Problem details | Copy each line from the entries that the word "coin" appears in.

Segment Start: Records

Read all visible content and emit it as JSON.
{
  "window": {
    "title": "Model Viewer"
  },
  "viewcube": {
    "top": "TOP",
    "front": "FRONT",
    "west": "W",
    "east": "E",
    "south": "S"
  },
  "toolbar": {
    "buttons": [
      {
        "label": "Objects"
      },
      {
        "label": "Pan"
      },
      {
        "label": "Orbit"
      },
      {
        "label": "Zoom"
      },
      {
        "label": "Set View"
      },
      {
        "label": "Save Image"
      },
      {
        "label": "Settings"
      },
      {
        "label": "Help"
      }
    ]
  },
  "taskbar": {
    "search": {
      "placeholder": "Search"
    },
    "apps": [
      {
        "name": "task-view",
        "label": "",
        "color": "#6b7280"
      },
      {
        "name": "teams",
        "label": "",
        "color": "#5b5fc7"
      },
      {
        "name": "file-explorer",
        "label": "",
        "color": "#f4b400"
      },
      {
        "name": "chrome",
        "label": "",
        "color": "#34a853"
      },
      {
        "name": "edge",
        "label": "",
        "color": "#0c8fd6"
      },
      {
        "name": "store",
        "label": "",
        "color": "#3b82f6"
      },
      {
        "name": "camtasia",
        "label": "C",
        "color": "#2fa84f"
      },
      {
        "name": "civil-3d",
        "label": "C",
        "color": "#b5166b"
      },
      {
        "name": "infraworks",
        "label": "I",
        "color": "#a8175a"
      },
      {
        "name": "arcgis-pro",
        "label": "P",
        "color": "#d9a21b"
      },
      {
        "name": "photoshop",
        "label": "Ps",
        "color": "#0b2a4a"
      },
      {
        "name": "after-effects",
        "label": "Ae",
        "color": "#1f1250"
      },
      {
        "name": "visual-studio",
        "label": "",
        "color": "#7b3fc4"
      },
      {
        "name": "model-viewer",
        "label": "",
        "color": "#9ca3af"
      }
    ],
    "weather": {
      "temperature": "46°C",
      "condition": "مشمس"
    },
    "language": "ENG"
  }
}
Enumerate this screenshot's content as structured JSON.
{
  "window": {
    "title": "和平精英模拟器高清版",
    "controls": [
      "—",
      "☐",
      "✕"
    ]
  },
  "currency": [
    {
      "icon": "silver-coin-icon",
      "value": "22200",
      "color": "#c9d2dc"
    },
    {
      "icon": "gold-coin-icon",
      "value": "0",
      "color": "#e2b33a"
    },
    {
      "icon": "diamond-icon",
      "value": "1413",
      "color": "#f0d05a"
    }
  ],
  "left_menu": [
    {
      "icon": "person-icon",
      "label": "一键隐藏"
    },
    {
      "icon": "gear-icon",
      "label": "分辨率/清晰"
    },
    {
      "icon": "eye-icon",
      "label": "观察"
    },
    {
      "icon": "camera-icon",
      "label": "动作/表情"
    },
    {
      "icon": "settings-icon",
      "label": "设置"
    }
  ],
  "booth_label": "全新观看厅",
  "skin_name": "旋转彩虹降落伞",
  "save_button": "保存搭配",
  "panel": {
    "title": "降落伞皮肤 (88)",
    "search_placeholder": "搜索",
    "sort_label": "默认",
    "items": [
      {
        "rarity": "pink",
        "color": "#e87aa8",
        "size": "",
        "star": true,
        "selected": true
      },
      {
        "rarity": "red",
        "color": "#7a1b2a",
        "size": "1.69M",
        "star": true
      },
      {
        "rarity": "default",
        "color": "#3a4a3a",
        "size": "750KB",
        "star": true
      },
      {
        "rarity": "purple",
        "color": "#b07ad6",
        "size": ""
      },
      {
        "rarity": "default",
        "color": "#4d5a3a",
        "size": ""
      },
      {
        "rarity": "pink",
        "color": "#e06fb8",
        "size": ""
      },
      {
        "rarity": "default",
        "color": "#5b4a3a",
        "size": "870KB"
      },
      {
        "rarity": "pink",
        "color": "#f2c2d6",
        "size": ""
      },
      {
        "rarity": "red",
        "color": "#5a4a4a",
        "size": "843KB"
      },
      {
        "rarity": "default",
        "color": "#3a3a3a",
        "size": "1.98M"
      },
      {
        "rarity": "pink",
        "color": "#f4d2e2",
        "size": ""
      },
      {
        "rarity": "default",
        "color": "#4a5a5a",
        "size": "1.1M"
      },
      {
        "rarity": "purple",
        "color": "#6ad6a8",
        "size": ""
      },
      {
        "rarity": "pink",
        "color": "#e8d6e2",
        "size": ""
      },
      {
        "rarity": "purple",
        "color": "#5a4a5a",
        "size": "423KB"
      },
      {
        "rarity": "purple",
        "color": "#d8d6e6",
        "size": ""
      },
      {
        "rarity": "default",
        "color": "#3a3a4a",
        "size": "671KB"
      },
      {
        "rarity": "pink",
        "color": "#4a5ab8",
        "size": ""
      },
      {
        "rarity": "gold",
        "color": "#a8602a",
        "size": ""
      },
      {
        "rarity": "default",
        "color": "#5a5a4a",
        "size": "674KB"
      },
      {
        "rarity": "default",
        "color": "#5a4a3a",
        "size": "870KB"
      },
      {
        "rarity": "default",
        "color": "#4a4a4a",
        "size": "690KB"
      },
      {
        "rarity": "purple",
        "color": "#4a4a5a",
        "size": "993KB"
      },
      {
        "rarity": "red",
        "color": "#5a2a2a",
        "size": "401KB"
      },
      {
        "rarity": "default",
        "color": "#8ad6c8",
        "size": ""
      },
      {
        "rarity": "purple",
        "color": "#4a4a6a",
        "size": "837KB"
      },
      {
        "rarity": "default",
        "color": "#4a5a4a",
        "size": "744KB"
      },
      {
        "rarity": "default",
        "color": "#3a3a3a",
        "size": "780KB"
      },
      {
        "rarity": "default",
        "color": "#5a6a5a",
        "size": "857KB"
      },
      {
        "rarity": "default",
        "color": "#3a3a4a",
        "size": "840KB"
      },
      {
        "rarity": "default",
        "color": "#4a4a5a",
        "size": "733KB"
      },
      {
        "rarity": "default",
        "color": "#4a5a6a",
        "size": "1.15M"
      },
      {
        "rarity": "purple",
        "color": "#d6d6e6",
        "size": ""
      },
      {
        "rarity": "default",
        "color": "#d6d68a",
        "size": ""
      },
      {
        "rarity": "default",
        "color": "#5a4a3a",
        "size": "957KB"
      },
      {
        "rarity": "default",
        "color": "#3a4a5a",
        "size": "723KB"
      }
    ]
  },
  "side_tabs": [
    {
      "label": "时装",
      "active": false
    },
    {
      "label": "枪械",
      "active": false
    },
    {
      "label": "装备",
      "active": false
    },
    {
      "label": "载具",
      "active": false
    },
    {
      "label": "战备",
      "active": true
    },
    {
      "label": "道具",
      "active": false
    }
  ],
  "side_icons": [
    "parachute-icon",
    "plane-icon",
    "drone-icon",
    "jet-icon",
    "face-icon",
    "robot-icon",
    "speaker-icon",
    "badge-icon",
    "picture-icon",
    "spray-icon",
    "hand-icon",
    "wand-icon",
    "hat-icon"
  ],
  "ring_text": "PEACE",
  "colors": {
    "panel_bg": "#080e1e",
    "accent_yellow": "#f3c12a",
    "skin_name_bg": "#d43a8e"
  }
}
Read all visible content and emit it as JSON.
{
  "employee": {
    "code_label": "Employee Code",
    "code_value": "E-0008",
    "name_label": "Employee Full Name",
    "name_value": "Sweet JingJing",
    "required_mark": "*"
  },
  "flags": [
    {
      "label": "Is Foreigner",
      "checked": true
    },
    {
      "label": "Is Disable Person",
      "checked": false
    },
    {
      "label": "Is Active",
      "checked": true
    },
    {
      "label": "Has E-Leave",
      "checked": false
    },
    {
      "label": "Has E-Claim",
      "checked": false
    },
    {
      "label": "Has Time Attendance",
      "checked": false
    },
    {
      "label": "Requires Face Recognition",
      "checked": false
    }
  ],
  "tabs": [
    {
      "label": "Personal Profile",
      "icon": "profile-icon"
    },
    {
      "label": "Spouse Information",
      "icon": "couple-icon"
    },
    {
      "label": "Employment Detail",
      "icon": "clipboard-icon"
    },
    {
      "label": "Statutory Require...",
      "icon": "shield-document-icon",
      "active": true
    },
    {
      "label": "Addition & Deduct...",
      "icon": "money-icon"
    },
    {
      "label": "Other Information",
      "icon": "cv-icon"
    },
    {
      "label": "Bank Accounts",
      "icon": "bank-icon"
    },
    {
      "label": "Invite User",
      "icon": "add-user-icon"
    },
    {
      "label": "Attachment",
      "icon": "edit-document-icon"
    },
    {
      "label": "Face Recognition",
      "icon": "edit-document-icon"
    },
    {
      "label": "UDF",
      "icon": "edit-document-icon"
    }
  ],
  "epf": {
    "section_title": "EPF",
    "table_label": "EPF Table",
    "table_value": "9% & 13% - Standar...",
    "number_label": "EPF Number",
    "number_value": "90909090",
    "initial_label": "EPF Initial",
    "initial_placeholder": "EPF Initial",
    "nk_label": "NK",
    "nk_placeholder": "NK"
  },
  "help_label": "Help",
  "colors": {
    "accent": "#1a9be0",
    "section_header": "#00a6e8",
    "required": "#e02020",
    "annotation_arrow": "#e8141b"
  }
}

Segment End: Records

Answer section |
      "icon": "silver-coin-icon",
      "icon": "gold-coin-icon",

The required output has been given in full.